That bill, HB 347, sponsored by Rep. Patty Lundstrom, D-Gallup, would in effect set maximum interest levels of 175 per cent.
Both bills had been talked about Monday into the House company and Industry Committee. But, committee Chairwoman Debbie Rodella, D-EspaГ±ola, asked the committee to not ever vote so that you can supply the two edges time for you to negotiate.
Roybal Caballero stated after the conference that she’s got maybe perhaps maybe not held it’s place in on any negotiations. Fischman said a lot of the negotiations have now been between him and Dan Najjar, a lobbyist for Axcess Finance, a self-described вЂњleader within the sub-prime automobile finance industry.вЂќ
On the decade that is past therefore, the Legislature has over and over repeatedly considered but declined to accept legislation to cap rates of interest on payday and comparable tiny loans. The industry has battled the legislation with top-shelf lobbyists and campaign that is significant to lawmakers.
LundstromвЂ™s bill would produce a fee-based funding structure for many little loans under $5,000. It can expel one-month, one-payment payday and automobile name loans. Loans at under four months is forbidden. But despite the fact that interest levels in HB 347 aren’t spelled away, the price towards the debtor for installment loans underneath the bill would essentially be about 175 per cent.
Though he would rather a reduced interest, Fischmann said 175 % could be definitely better for New Mexicans compared to the status quo. вЂњIt would save your self consumers a huge amount of money,вЂќ he stated. вЂњThe normal price for those loans is all about 347 percent.вЂќ
Relating to a financial effect research of HB 26, their state banking institutions Division has said that interest levels differ extremely in New Mexico and some are astronomical.
Vehicle name loans can move up to 456.3 %, while unsecured installment loans may have rates of interest in excess of 900 %. Secured installment loans may have rates of interest amounting to almost 5,000 %, while вЂњrefund anticipationвЂќ loans can soar to 9,000 %.
A dozen states have actually regulations interest that is limiting to 36 % or less, Fischmann told your house company and Industry Committee. вЂњThese states never have skilled cataclysm that is economicвЂќ he said.
Albuquerque lawyer Nick Madison told the committee he usually needs to counsel customers who’ve been victims of вЂњpredatory loans.вЂќ He added, вЂњThis state is a normal test in just what takes place when you have got unregulated predatory lending.вЂќ

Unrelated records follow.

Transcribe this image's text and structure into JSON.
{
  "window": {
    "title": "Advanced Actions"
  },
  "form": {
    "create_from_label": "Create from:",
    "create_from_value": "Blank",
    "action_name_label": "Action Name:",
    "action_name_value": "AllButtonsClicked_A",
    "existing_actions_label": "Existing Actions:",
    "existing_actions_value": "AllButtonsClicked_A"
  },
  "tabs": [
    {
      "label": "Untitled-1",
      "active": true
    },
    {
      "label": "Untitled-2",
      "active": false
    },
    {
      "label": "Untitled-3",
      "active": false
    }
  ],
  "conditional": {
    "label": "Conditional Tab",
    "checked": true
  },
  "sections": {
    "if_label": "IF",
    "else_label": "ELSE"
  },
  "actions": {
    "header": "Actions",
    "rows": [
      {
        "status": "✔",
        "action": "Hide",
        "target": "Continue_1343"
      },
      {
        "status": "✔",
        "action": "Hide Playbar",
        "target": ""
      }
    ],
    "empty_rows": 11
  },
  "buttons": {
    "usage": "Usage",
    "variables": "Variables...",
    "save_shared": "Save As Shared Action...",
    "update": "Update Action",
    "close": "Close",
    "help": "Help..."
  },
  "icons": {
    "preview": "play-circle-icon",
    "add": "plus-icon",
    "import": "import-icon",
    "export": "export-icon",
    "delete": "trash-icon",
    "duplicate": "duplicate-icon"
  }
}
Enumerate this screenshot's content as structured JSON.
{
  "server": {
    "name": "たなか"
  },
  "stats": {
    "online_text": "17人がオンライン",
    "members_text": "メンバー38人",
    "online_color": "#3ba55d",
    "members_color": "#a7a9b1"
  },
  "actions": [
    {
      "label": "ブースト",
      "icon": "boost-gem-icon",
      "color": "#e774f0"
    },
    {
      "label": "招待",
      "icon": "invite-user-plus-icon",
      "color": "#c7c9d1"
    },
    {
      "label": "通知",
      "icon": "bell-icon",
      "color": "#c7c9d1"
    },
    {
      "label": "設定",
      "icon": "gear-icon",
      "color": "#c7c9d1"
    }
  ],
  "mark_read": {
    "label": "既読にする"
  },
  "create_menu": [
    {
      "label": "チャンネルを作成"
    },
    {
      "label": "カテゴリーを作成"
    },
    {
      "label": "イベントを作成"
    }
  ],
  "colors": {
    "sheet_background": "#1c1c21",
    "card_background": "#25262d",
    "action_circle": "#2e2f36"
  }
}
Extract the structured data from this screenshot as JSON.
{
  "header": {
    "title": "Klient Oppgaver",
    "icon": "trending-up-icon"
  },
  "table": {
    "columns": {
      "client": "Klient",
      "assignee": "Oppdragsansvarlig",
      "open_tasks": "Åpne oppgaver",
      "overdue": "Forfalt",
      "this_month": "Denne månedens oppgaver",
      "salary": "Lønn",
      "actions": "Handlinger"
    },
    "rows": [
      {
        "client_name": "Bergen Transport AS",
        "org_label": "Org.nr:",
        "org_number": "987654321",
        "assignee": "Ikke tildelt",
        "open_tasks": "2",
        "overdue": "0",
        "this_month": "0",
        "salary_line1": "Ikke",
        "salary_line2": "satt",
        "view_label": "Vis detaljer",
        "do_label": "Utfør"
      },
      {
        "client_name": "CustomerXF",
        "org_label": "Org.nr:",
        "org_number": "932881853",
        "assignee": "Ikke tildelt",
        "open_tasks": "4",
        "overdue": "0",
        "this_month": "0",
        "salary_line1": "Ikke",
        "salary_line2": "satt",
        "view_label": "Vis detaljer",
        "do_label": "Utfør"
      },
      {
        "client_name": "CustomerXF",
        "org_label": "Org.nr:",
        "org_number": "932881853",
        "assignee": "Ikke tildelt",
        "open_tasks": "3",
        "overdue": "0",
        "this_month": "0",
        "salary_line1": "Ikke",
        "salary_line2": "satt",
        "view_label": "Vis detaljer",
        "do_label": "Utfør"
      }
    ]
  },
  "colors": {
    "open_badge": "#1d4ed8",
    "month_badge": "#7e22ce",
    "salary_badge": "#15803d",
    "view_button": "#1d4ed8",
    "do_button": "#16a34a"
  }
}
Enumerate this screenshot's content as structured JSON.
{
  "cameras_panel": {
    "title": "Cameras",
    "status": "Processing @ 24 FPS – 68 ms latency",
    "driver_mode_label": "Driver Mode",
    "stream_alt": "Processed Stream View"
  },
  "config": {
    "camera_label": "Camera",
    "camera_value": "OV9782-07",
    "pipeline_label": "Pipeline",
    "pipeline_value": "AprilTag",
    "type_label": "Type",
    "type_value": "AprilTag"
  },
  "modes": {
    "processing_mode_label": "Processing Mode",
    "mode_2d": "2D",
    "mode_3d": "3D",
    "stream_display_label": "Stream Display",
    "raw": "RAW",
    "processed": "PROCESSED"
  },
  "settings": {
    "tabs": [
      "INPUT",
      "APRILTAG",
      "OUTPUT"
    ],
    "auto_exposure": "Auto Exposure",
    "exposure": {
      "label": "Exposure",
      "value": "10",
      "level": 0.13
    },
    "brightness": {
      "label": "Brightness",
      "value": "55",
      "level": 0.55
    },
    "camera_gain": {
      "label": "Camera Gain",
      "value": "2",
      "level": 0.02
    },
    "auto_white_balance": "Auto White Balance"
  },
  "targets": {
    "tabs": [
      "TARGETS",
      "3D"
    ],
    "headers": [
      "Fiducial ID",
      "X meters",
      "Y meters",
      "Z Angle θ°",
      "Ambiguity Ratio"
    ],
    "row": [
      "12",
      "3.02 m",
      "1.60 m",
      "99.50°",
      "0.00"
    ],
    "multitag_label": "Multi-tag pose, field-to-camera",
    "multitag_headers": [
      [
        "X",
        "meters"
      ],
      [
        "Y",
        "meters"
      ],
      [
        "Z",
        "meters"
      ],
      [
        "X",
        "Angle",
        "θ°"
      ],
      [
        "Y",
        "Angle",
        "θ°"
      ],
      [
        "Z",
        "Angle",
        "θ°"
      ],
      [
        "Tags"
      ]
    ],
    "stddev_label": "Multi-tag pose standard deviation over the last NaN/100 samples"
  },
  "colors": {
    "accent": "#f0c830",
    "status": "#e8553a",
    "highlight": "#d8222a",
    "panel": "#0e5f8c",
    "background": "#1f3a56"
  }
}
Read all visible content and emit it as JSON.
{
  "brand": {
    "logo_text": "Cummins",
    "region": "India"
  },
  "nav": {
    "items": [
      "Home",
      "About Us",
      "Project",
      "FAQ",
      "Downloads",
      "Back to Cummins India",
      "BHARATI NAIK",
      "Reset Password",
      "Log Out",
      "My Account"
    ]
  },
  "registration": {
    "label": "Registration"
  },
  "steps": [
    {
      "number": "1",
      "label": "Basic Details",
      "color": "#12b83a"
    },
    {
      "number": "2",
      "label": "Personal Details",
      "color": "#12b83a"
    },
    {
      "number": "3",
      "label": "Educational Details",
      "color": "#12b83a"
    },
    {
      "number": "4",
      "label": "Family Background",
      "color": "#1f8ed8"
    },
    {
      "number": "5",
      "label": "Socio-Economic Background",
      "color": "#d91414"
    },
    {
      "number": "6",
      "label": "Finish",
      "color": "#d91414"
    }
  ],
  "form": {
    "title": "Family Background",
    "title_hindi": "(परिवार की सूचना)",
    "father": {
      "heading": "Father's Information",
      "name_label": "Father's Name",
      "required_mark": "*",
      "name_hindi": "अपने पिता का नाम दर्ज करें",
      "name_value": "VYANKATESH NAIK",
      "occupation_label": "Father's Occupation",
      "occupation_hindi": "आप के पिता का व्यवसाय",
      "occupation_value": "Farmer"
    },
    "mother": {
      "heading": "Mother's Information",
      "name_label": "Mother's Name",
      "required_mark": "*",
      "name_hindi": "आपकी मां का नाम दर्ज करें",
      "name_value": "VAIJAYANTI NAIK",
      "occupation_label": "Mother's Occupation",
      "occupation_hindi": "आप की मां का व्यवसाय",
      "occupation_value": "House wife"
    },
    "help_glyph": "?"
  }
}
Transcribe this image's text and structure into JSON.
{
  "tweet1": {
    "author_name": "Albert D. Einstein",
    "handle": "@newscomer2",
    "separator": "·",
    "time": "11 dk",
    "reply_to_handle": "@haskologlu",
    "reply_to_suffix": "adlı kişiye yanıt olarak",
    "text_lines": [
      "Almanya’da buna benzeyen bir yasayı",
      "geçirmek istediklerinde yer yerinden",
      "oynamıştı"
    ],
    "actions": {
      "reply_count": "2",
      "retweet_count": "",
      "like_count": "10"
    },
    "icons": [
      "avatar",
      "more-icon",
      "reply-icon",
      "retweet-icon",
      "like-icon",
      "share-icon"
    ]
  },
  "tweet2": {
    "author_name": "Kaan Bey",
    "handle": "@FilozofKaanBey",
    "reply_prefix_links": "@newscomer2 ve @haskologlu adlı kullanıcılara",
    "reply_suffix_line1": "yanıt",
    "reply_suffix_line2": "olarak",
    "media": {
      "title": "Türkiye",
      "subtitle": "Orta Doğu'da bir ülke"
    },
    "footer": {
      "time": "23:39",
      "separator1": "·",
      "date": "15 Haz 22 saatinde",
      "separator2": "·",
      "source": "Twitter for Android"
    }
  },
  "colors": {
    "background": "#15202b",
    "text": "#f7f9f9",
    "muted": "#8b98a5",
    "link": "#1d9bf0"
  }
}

Laurie Weahakee for the Native American Voters Alliance talked against LundstromвЂ™s bill, saying high-interest loans have experienced a negative impact on Indian communities. She stated she had been worried because underneath the bill, numerous loans wouldnвЂ™t be reported towards the state.
Former House Speaker Raymond Sanchez, a lobbyist for the customer Installment Loan Association, told the committee exactly how his daddy couldnвЂ™t get financing from a bank as he had been beginning a small business after World War II. He stated Roybal CaballeroвЂ™s bill вЂњwould get rid of loans for individuals like my father.вЂќ
Previous Republican state Sen. Mickey Barnett, a lobbyist for Independent Finance Association, talked and only LundstromвЂ™s bill. He stated he generally prefers that the marketplace place industries that are regulate. вЂњBut sadly in the part of payday loans, the marketplace does not act as well when I would really like it,вЂќ he stated.
High-interest creditors plus the associations that serve them added significantly more than $118,000 to lawmakers, other prospects and PACs in 2015 and 2016, relating to a study posted Monday by New Mexico In Depth.
The customer Lending Alliance, a trade industry relationship contributed $32,950. The following contributor that is biggest ended up being FastBucks, which offered $21,050. Later year that is last a Santa Fe region judge ordered FastBucks to cover significantly more than $32 million in restitution to clients for unjust and unconscionable company methods.